A bill to create the
new oversight body for Jamaica's financial system and effectively establish the Bank of Jamaica (BOJ) as super regulator is to be debated in Parliament this month as an amendment to the Bank of Jamaica Act (BOJA).
The legislation would both establish the Financial System Stability Committee - FinSys - as well as codify new powers for the central bank, including the right to inspect firms.
It otherwise provides for the central bank to shore up financial institutions through loans and other credit facilities, as well as "emergency liquidity assistance" to vulnerable firms deemed by the Bank of Jamaica to pose a threat to the system.
FinSys may offer recom-mendations to the BOJ. Its job is to make regular assessments of the financial system and assess the links between the financial sector and developments in other sectors of the local and global economy. The committee is the organ through which information is to be exchanged for the monitoring of risks, and it is required to oversee the design and conduct of periodic stress tests.
The BOJ, under its own authority, will have primary responsibility for policing the financial system - referred to as "macro-prudential oversight". Consequently, the BOJA bill proposes to hand the central bank enhanced powers to initiate inspections among a wider constituency - inclusive of banking firms, lenders, financiers, money businesses, investment firms, securities dealers, private pension fund manager, insurance companies and any business designated as a financial service by the central bank governor.
Based on regulatory data, the banking system, securities and insurance markets alone are valued at just under $2 trillion by assets. Additionally, securities firms manage another $814 billion of funds, while the private pension market is worth $341 billion.
BOJ may request information relevant to its macro-prudential oversight function, and issue "rules standards and codes" pertinent to that role.
The legislation also proposes that the central bank establish and update a central financial system database, publish a financial stability report annually and prepare periodic special reports for the minister of finance.

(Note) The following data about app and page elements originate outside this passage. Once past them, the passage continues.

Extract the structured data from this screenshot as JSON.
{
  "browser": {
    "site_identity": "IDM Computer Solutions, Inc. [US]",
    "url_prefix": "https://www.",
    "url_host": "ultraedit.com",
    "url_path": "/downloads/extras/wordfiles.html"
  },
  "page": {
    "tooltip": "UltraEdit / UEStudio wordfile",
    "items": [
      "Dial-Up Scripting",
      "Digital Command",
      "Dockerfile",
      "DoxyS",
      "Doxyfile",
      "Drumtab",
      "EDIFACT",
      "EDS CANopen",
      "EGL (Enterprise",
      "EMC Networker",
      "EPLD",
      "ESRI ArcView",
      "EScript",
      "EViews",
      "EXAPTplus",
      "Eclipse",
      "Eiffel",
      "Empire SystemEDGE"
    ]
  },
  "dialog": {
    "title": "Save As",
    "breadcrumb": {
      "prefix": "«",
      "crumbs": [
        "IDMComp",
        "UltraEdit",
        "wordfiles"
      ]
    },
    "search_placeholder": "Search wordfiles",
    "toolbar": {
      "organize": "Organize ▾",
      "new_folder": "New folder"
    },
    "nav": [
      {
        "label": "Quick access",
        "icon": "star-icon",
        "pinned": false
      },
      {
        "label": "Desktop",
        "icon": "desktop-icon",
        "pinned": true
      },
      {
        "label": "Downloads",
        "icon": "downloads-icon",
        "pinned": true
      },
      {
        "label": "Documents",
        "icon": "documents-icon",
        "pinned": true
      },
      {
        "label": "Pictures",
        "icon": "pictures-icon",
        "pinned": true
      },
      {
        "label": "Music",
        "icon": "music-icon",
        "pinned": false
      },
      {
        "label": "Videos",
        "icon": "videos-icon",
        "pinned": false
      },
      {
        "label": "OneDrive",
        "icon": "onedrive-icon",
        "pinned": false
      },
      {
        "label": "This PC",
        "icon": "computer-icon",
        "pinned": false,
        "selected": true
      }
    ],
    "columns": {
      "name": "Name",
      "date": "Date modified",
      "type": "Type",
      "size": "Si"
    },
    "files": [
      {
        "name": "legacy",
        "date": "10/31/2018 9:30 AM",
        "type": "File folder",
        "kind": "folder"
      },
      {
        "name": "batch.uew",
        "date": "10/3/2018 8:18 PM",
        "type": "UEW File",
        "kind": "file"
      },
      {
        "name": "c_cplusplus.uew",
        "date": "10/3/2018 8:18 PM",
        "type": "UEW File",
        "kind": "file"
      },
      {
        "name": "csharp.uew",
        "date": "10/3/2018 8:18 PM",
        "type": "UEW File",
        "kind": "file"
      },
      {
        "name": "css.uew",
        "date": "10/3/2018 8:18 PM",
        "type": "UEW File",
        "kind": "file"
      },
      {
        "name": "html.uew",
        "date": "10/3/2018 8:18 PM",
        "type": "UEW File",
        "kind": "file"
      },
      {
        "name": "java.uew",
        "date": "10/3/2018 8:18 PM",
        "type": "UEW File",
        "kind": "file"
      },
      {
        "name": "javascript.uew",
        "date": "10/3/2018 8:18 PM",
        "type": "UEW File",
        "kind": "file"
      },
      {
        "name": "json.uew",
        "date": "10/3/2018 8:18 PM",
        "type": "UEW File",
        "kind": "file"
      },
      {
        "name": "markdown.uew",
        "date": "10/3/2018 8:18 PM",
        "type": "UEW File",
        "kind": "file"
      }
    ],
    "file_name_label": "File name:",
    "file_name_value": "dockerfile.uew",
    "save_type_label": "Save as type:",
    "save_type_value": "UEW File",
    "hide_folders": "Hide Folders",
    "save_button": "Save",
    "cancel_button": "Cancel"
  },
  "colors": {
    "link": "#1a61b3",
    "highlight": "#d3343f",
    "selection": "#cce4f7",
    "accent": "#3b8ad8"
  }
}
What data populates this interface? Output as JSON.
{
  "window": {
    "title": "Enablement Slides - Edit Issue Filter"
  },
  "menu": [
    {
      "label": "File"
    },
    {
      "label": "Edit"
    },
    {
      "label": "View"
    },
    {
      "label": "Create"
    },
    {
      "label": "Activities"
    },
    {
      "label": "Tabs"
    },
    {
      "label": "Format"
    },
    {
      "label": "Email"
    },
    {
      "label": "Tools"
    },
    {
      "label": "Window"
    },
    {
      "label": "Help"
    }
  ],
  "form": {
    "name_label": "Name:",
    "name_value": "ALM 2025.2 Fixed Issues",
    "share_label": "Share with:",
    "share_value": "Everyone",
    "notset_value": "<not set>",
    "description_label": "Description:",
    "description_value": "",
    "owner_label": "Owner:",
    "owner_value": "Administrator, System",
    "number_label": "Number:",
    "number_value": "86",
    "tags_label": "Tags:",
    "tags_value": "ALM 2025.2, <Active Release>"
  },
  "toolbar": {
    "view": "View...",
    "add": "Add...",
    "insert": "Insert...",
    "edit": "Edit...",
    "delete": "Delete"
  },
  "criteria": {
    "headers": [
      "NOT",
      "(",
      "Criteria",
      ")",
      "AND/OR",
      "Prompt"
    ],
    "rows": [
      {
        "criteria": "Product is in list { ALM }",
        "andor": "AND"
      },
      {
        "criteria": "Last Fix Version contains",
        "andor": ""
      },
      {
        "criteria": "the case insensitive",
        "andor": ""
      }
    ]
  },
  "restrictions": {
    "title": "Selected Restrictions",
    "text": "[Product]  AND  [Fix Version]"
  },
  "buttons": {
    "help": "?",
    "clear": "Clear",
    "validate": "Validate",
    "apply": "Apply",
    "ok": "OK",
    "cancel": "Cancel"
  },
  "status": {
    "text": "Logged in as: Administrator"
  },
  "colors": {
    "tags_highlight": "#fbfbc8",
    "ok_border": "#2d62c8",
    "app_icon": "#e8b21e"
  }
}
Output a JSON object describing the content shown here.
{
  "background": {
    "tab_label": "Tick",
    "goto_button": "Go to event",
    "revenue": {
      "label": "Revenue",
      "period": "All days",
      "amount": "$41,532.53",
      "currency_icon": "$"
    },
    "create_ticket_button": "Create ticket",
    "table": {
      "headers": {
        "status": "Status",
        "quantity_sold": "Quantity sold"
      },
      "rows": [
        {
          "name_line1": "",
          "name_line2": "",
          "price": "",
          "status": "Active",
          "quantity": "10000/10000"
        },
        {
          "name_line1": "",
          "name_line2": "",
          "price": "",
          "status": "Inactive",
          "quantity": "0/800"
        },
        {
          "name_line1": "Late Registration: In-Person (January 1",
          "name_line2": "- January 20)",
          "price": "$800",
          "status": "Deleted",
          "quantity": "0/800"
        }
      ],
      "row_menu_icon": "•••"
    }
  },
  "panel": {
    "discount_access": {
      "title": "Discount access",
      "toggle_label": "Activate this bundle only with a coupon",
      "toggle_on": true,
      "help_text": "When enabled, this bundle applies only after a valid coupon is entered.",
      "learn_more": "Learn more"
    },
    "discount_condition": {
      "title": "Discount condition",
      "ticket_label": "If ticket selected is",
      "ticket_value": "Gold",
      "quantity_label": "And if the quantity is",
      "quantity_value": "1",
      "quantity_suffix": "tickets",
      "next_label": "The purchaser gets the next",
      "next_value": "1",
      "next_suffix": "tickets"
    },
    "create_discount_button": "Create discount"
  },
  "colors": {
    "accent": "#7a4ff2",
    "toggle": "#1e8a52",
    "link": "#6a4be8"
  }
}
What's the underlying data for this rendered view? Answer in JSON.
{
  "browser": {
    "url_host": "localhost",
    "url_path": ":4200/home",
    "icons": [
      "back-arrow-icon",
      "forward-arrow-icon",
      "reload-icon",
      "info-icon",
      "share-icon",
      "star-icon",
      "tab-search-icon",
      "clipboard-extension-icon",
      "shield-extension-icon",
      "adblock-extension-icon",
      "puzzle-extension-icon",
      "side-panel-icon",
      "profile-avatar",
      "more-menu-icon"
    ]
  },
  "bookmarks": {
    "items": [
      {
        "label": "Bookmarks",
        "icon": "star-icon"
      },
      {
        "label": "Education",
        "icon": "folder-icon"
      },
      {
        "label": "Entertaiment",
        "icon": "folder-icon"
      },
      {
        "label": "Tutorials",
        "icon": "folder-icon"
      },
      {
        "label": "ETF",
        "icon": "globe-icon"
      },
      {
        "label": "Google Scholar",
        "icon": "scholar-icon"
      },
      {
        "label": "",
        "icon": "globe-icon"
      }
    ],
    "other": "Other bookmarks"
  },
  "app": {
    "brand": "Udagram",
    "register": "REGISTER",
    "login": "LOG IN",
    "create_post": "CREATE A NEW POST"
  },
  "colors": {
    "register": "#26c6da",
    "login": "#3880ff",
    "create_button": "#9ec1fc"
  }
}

The creation of BOJ as super regulator is meant to reduce risks highlighted during the 2008 global financial meltdown, and avoid another 1990s-style meltdown that ended up costing the Jamaican Government $40 billion under a system-wide domestic rescue plan that bailed out banks and insurance companies.
"Full responsibility for the nation's financial system stability is unclear where there are multiple supervisory agencies with none having the authority or mandate to oversee the links among different kinds of activities to address and recognise systemic risks," said Finance Minister Dr Peter Phillips in a memorandum attached to the BOJA bill.
Giving the BOJ "institutional responsibility" for stability addresses this deficiency and is in line with the international trend to locate the function within the central bank, said Phillips.
FinSys will be chaired by the governor of the central bank. Its other members will include another senior officer of the BOJ, the deputy supervisor of banks and financial institutions, the heads of the Financial Services Commission, Jamaica Deposit Insurance Corporation and the financial secretary in the Ministry of Finance. The finance minister may also appoint two others to the committee.